What is required: All of the entries are to be restated word for word.

+++ Source data

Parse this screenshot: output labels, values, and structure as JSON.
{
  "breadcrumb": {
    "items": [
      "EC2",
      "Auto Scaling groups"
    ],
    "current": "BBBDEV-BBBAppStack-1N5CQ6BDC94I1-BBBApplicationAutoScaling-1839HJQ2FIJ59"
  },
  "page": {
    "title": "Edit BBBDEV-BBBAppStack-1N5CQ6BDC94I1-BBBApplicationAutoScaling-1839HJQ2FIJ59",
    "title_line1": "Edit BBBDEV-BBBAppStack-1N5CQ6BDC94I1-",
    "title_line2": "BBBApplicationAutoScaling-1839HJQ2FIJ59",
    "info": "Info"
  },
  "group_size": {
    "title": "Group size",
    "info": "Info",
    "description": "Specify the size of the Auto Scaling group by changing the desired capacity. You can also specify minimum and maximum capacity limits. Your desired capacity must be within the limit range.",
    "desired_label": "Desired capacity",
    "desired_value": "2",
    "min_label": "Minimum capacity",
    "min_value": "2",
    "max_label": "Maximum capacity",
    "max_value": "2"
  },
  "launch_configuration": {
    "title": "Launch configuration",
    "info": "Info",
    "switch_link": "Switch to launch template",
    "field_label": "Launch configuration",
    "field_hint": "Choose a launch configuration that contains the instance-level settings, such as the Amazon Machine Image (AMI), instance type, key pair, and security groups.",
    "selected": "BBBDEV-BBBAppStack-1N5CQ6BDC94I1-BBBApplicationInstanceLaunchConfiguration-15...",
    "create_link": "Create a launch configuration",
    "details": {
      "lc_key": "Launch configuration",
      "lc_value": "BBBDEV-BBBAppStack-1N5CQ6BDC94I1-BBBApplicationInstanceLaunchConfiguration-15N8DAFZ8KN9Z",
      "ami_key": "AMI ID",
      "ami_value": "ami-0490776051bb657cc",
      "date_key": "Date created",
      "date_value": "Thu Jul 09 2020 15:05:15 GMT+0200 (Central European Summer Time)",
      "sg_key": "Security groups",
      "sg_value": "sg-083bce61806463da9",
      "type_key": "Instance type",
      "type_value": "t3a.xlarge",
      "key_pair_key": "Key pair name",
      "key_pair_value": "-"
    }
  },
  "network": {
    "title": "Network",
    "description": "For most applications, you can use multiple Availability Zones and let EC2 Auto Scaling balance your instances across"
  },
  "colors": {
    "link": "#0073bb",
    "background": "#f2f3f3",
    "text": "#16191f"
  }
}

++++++

The answer:
Parse this screenshot: output labels, values, and structure as JSON.
{
  "breadcrumb": {
    "items": [
      "EC2",
      "Auto Scaling groups"
    ],
    "current": "BBBDEV-BBBAppStack-1N5CQ6BDC94I1-BBBApplicationAutoScaling-1839HJQ2FIJ59"
  },
  "page": {
    "title": "Edit BBBDEV-BBBAppStack-1N5CQ6BDC94I1-BBBApplicationAutoScaling-1839HJQ2FIJ59",
    "title_line1": "Edit BBBDEV-BBBAppStack-1N5CQ6BDC94I1-",
    "title_line2": "BBBApplicationAutoScaling-1839HJQ2FIJ59",
    "info": "Info"
  },
  "group_size": {
    "title": "Group size",
    "info": "Info",
    "description": "Specify the size of the Auto Scaling group by changing the desired capacity. You can also specify minimum and maximum capacity limits. Your desired capacity must be within the limit range.",
    "desired_label": "Desired capacity",
    "desired_value": "2",
    "min_label": "Minimum capacity",
    "min_value": "2",
    "max_label": "Maximum capacity",
    "max_value": "2"
  },
  "launch_configuration": {
    "title": "Launch configuration",
    "info": "Info",
    "switch_link": "Switch to launch template",
    "field_label": "Launch configuration",
    "field_hint": "Choose a launch configuration that contains the instance-level settings, such as the Amazon Machine Image (AMI), instance type, key pair, and security groups.",
    "selected": "BBBDEV-BBBAppStack-1N5CQ6BDC94I1-BBBApplicationInstanceLaunchConfiguration-15...",
    "create_link": "Create a launch configuration",
    "details": {
      "lc_key": "Launch configuration",
      "lc_value": "BBBDEV-BBBAppStack-1N5CQ6BDC94I1-BBBApplicationInstanceLaunchConfiguration-15N8DAFZ8KN9Z",
      "ami_key": "AMI ID",
      "ami_value": "ami-0490776051bb657cc",
      "date_key": "Date created",
      "date_value": "Thu Jul 09 2020 15:05:15 GMT+0200 (Central European Summer Time)",
      "sg_key": "Security groups",
      "sg_value": "sg-083bce61806463da9",
      "type_key": "Instance type",
      "type_value": "t3a.xlarge",
      "key_pair_key": "Key pair name",
      "key_pair_value": "-"
    }
  },
  "network": {
    "title": "Network",
    "description": "For most applications, you can use multiple Availability Zones and let EC2 Auto Scaling balance your instances across"
  },
  "colors": {
    "link": "#0073bb",
    "background": "#f2f3f3",
    "text": "#16191f"
  }
}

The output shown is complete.